Problem to work on: Could you restate the entries word for word, without the images?

Records from a data collection:
━━━━━━━━━━

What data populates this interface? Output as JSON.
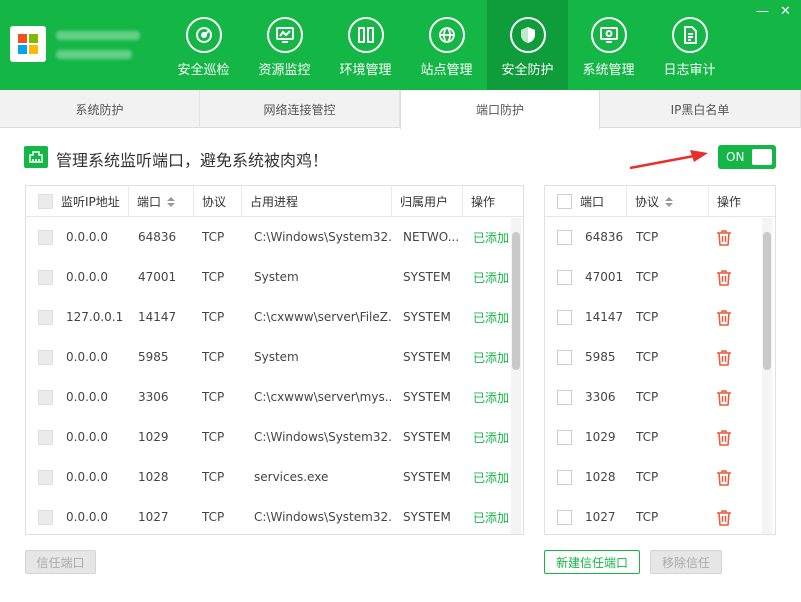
{
  "nav": [
    "安全巡检",
    "资源监控",
    "环境管理",
    "站点管理",
    "安全防护",
    "系统管理",
    "日志审计"
  ],
  "nav_icons": [
    "radar-icon",
    "monitor-chart-icon",
    "server-rack-icon",
    "globe-icon",
    "shield-icon",
    "monitor-gear-icon",
    "document-icon"
  ],
  "window": {
    "minimize": "—",
    "close": "✕"
  },
  "subtabs": [
    "系统防护",
    "网络连接管控",
    "端口防护",
    "IP黑白名单"
  ],
  "banner": {
    "text": "管理系统监听端口，避免系统被肉鸡！",
    "toggle": "ON"
  },
  "left_table": {
    "headers": [
      "监听IP地址",
      "端口",
      "协议",
      "占用进程",
      "归属用户",
      "操作"
    ],
    "rows": [
      [
        "0.0.0.0",
        "64836",
        "TCP",
        "C:\\Windows\\System32...",
        "NETWO...",
        "已添加"
      ],
      [
        "0.0.0.0",
        "47001",
        "TCP",
        "System",
        "SYSTEM",
        "已添加"
      ],
      [
        "127.0.0.1",
        "14147",
        "TCP",
        "C:\\cxwww\\server\\FileZ...",
        "SYSTEM",
        "已添加"
      ],
      [
        "0.0.0.0",
        "5985",
        "TCP",
        "System",
        "SYSTEM",
        "已添加"
      ],
      [
        "0.0.0.0",
        "3306",
        "TCP",
        "C:\\cxwww\\server\\mys...",
        "SYSTEM",
        "已添加"
      ],
      [
        "0.0.0.0",
        "1029",
        "TCP",
        "C:\\Windows\\System32...",
        "SYSTEM",
        "已添加"
      ],
      [
        "0.0.0.0",
        "1028",
        "TCP",
        "services.exe",
        "SYSTEM",
        "已添加"
      ],
      [
        "0.0.0.0",
        "1027",
        "TCP",
        "C:\\Windows\\System32...",
        "SYSTEM",
        "已添加"
      ]
    ]
  },
  "right_table": {
    "headers": [
      "端口",
      "协议",
      "操作"
    ],
    "rows": [
      [
        "64836",
        "TCP"
      ],
      [
        "47001",
        "TCP"
      ],
      [
        "14147",
        "TCP"
      ],
      [
        "5985",
        "TCP"
      ],
      [
        "3306",
        "TCP"
      ],
      [
        "1029",
        "TCP"
      ],
      [
        "1028",
        "TCP"
      ],
      [
        "1027",
        "TCP"
      ]
    ]
  },
  "buttons": {
    "trust_port": "信任端口",
    "new_trust_port": "新建信任端口",
    "remove_trust": "移除信任"
  },
  "colors": {
    "accent": "#14b646",
    "delete": "#e85a3a",
    "arrow": "#e8302a"
  }
}
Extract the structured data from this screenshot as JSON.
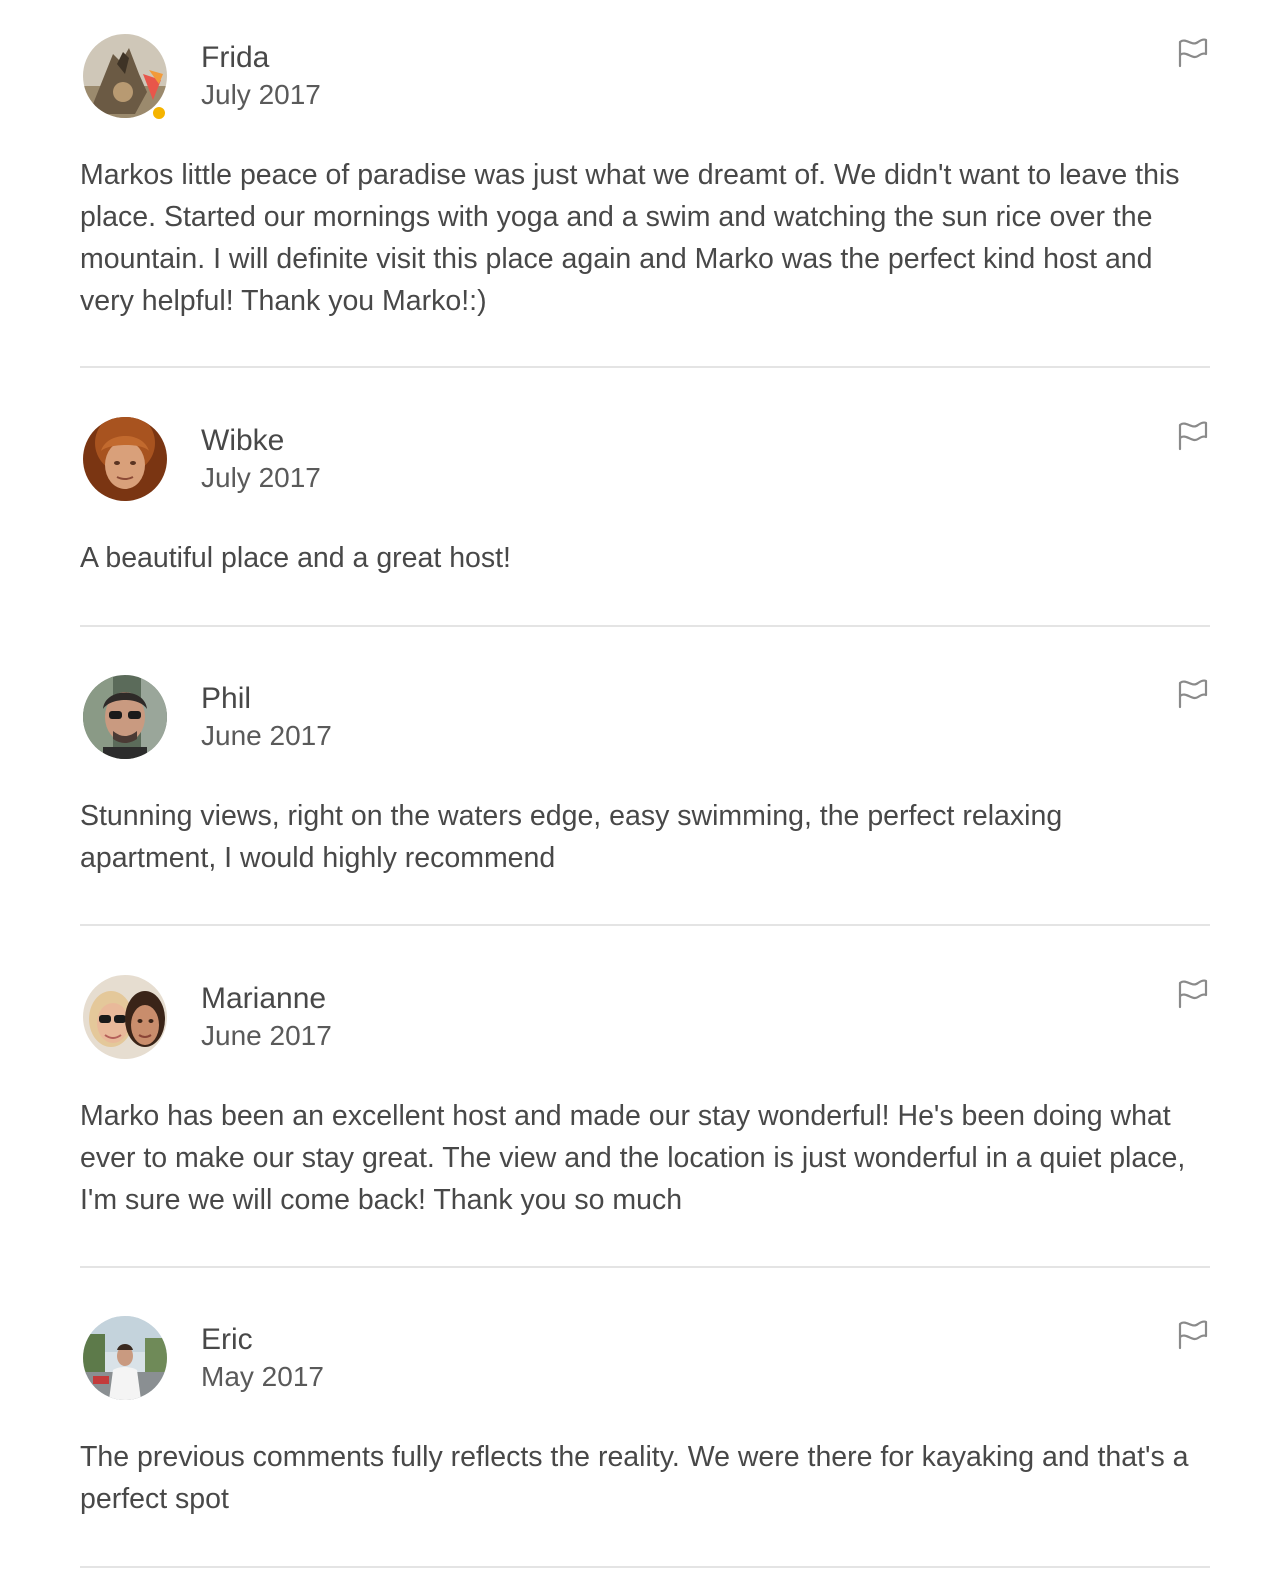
{
  "reviews": [
    {
      "name": "Frida",
      "date": "July 2017",
      "text": "Markos little peace of paradise was just what we dreamt of. We didn't want to leave this place. Started our mornings with yoga and a swim and watching the sun rice over the mountain. I will definite visit this place again and Marko was the perfect kind host and very helpful! Thank you Marko!:)",
      "superhost_badge": true,
      "flag_icon": "flag-icon"
    },
    {
      "name": "Wibke",
      "date": "July 2017",
      "text": "A beautiful place and a great host!",
      "flag_icon": "flag-icon"
    },
    {
      "name": "Phil",
      "date": "June 2017",
      "text": "Stunning views, right on the waters edge, easy swimming, the perfect relaxing apartment, I would highly recommend",
      "flag_icon": "flag-icon"
    },
    {
      "name": "Marianne",
      "date": "June 2017",
      "text": "Marko has been an excellent host and made our stay wonderful! He's been doing what ever to make our stay great. The view and the location is just wonderful in a quiet place, I'm sure we will come back! Thank you so much",
      "flag_icon": "flag-icon"
    },
    {
      "name": "Eric",
      "date": "May 2017",
      "text": "The previous comments fully reflects the reality. We were there for kayaking and that's a perfect spot",
      "flag_icon": "flag-icon"
    }
  ],
  "colors": {
    "text": "#484848",
    "divider": "#e4e4e4",
    "flag": "#8a8a8a",
    "badge": "#f5b400"
  }
}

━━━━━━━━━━

Exercise output:
What data populates this interface? Output as JSON.
{
  "nav": [
    "安全巡检",
    "资源监控",
    "环境管理",
    "站点管理",
    "安全防护",
    "系统管理",
    "日志审计"
  ],
  "nav_icons": [
    "radar-icon",
    "monitor-chart-icon",
    "server-rack-icon",
    "globe-icon",
    "shield-icon",
    "monitor-gear-icon",
    "document-icon"
  ],
  "window": {
    "minimize": "—",
    "close": "✕"
  },
  "subtabs": [
    "系统防护",
    "网络连接管控",
    "端口防护",
    "IP黑白名单"
  ],
  "banner": {
    "text": "管理系统监听端口，避免系统被肉鸡！",
    "toggle": "ON"
  },
  "left_table": {
    "headers": [
      "监听IP地址",
      "端口",
      "协议",
      "占用进程",
      "归属用户",
      "操作"
    ],
    "rows": [
      [
        "0.0.0.0",
        "64836",
        "TCP",
        "C:\\Windows\\System32...",
        "NETWO...",
        "已添加"
      ],
      [
        "0.0.0.0",
        "47001",
        "TCP",
        "System",
        "SYSTEM",
        "已添加"
      ],
      [
        "127.0.0.1",
        "14147",
        "TCP",
        "C:\\cxwww\\server\\FileZ...",
        "SYSTEM",
        "已添加"
      ],
      [
        "0.0.0.0",
        "5985",
        "TCP",
        "System",
        "SYSTEM",
        "已添加"
      ],
      [
        "0.0.0.0",
        "3306",
        "TCP",
        "C:\\cxwww\\server\\mys...",
        "SYSTEM",
        "已添加"
      ],
      [
        "0.0.0.0",
        "1029",
        "TCP",
        "C:\\Windows\\System32...",
        "SYSTEM",
        "已添加"
      ],
      [
        "0.0.0.0",
        "1028",
        "TCP",
        "services.exe",
        "SYSTEM",
        "已添加"
      ],
      [
        "0.0.0.0",
        "1027",
        "TCP",
        "C:\\Windows\\System32...",
        "SYSTEM",
        "已添加"
      ]
    ]
  },
  "right_table": {
    "headers": [
      "端口",
      "协议",
      "操作"
    ],
    "rows": [
      [
        "64836",
        "TCP"
      ],
      [
        "47001",
        "TCP"
      ],
      [
        "14147",
        "TCP"
      ],
      [
        "5985",
        "TCP"
      ],
      [
        "3306",
        "TCP"
      ],
      [
        "1029",
        "TCP"
      ],
      [
        "1028",
        "TCP"
      ],
      [
        "1027",
        "TCP"
      ]
    ]
  },
  "buttons": {
    "trust_port": "信任端口",
    "new_trust_port": "新建信任端口",
    "remove_trust": "移除信任"
  },
  "colors": {
    "accent": "#14b646",
    "delete": "#e85a3a",
    "arrow": "#e8302a"
  }
}
Extract the structured data from this screenshot as JSON.
{
  "reviews": [
    {
      "name": "Frida",
      "date": "July 2017",
      "text": "Markos little peace of paradise was just what we dreamt of. We didn't want to leave this place. Started our mornings with yoga and a swim and watching the sun rice over the mountain. I will definite visit this place again and Marko was the perfect kind host and very helpful! Thank you Marko!:)",
      "superhost_badge": true,
      "flag_icon": "flag-icon"
    },
    {
      "name": "Wibke",
      "date": "July 2017",
      "text": "A beautiful place and a great host!",
      "flag_icon": "flag-icon"
    },
    {
      "name": "Phil",
      "date": "June 2017",
      "text": "Stunning views, right on the waters edge, easy swimming, the perfect relaxing apartment, I would highly recommend",
      "flag_icon": "flag-icon"
    },
    {
      "name": "Marianne",
      "date": "June 2017",
      "text": "Marko has been an excellent host and made our stay wonderful! He's been doing what ever to make our stay great. The view and the location is just wonderful in a quiet place, I'm sure we will come back! Thank you so much",
      "flag_icon": "flag-icon"
    },
    {
      "name": "Eric",
      "date": "May 2017",
      "text": "The previous comments fully reflects the reality. We were there for kayaking and that's a perfect spot",
      "flag_icon": "flag-icon"
    }
  ],
  "colors": {
    "text": "#484848",
    "divider": "#e4e4e4",
    "flag": "#8a8a8a",
    "badge": "#f5b400"
  }
}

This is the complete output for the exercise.